Audit Manager can use this control to help you ensure that the personnel who perform your maintenance and diagnostic activities have the required citizenship status. If your system processes, stores, or transmits classified information, you need to demonstrate that your maintenance personnel are U.S. citizens. Audit Manager helps you to validate this. It does this by returning a complete list of all the IAM policies and principals that are in the scope of your assessment. You can then verify and demonstrate that this list of users has the necessary citizenship requirements. You can do this by manually uploading supplemental evidence of their citizenship status.

How Audit Manager collects evidence for this control

Audit Manager takes the following steps to collect evidence for this control:

  1. For each control, Audit Manager assesses your in-scope resources using the data source that’s specified in the control settings. In this case, your IAM policies and principals are the resources, and a series of API calls are the data source. Audit Manager looks for the result of four specific IAM API calls (ListUsers/ListRoles/ListGroups/ListPolicies) and returns a list of the IAM policies and principals that are in scope of your assessment.

  2. The result of the resource assessment is saved and converted into auditor-friendly evidence. Audit Manager generates configuration data evidence for controls that use API calls as a data source.

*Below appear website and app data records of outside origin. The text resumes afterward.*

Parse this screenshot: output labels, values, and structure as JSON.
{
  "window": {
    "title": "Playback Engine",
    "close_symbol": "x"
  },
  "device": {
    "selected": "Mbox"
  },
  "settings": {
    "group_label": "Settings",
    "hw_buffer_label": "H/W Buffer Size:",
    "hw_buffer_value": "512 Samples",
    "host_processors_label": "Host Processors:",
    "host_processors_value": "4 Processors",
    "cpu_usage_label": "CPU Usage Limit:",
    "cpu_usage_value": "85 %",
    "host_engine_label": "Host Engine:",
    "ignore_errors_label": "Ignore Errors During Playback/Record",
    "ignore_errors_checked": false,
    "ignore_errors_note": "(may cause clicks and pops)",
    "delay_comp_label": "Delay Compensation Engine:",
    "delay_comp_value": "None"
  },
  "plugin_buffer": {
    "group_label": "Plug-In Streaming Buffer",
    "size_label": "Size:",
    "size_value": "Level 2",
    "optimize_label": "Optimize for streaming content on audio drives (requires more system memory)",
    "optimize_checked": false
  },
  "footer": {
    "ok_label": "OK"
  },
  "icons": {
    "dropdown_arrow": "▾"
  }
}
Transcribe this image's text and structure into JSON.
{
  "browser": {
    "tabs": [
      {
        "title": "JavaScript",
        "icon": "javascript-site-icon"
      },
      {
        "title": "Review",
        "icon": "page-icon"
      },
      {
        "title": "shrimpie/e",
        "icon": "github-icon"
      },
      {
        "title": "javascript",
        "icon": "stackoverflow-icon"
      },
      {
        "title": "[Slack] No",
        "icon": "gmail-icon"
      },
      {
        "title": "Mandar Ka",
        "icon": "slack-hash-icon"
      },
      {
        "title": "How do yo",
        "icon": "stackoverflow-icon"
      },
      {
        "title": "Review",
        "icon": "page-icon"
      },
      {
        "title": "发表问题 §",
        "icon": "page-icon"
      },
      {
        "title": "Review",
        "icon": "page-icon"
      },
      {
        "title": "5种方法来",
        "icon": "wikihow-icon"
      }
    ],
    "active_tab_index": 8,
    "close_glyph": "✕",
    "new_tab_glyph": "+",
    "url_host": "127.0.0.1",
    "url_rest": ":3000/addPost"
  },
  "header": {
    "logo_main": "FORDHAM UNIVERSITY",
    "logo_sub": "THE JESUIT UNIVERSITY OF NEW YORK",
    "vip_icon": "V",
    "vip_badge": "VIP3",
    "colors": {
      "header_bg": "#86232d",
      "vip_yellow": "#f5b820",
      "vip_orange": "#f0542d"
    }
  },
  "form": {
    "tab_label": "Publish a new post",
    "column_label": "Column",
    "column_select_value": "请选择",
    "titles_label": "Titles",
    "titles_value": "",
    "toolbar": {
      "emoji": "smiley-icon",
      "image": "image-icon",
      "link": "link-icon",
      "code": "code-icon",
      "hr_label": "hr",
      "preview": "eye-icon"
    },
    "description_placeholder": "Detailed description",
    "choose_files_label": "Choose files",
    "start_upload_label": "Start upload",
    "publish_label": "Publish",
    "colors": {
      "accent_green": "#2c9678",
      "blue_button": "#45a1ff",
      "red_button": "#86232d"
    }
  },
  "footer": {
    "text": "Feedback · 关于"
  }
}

This evidence contains the original data that's captured from the API responses, and additional metadata that indicates which control the data supports.

  3. Audit Manager attaches the saved evidence to the control in your assessment that’s named MA-5(3) - Citizenship Requirements for Classified Systems.

How you can manually upload evidence for this control

You can take the following steps to upload manual evidence that supplements the automated evidence:

  1. Place the documentation of citizenship in an Amazon Simple Storage Service (Amazon S3) bucket and note the S3 URI.

  2. In your Audit Manager assessment, open the control, go to the evidence folders tab, and upload evidence. You do this by entering the S3 URI. For instructions, see Uploading manual evidence in AWS Audit Manager.

  3. Audit Manager attaches the uploaded evidence to the control in your assessment that’s named MA-5(3) - Citizenship Requirements for Classified Systems.

How you can use Audit Manager to demonstrate compliance with this control

After the evidence is attached to the control, you—or a delegate of your choice—can review the evidence to see if it’s sufficient or if any remediation is necessary.

In this example, you might review the evidence and see a list of 20 IAM users. If you’re not sure how to identify which users are maintenance personnel, or what the citizenship of those users is, you can delegate the control to a subject matter expert for validation. The delegate can confirm the list of maintenance personnel, and upload supplemental evidence manually as documentation of their citizenship status. Confirming the citizenship of all the relevant listed IAM users helps to bring your AWS environment in line with NIST requirements. Alternatively, if your system doesn’t process, store, or transmit classified information, you can leave a comment that states why this control isn’t applicable.

When you’re satisfied that you're in line with the control, mark the control as Reviewed and add the evidence to your assessment report. You can then share this report with auditors to demonstrate that the control is working as intended.